Try it: Pull every line that includes the word "this" from the data.
####
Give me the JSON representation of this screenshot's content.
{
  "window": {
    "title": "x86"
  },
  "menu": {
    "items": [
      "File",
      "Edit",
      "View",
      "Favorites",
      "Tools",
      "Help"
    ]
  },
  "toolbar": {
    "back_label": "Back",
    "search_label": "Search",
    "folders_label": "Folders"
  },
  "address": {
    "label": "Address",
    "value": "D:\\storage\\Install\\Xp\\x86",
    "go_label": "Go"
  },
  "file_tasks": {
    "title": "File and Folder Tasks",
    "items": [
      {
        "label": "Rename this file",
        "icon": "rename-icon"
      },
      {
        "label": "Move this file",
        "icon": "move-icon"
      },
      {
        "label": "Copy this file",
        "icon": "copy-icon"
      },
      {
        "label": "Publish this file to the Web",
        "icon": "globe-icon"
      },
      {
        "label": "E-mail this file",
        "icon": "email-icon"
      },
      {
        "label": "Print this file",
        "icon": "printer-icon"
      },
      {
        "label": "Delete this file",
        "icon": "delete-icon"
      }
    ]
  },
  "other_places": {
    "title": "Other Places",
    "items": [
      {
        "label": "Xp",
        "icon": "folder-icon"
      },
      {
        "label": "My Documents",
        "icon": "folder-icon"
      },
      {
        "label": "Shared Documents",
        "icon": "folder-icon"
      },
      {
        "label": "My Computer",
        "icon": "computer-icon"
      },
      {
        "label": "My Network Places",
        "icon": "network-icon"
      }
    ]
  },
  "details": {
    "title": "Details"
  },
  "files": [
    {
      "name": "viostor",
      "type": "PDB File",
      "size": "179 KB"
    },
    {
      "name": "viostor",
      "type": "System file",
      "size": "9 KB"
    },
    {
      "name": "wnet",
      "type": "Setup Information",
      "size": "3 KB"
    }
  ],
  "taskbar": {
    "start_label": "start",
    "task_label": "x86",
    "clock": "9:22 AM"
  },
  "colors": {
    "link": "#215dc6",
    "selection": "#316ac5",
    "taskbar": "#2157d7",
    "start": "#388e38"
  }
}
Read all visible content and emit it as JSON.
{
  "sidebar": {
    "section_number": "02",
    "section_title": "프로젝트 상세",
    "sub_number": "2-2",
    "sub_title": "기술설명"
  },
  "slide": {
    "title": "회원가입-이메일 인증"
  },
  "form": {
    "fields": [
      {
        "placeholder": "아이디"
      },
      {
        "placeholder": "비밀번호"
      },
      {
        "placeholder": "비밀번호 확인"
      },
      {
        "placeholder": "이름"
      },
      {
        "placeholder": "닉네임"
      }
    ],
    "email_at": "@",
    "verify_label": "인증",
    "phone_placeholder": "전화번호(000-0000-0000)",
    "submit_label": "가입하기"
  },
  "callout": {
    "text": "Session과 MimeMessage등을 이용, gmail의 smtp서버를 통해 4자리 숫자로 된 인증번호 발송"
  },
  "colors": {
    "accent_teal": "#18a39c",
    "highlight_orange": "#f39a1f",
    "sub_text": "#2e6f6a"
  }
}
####
Exercise result:
Give me the JSON representation of this screenshot's content.
        "label": "Rename this file",
        "label": "Move this file",
        "label": "Copy this file",
        "label": "Publish this file to the Web",
        "label": "E-mail this file",
        "label": "Print this file",
        "label": "Delete this file",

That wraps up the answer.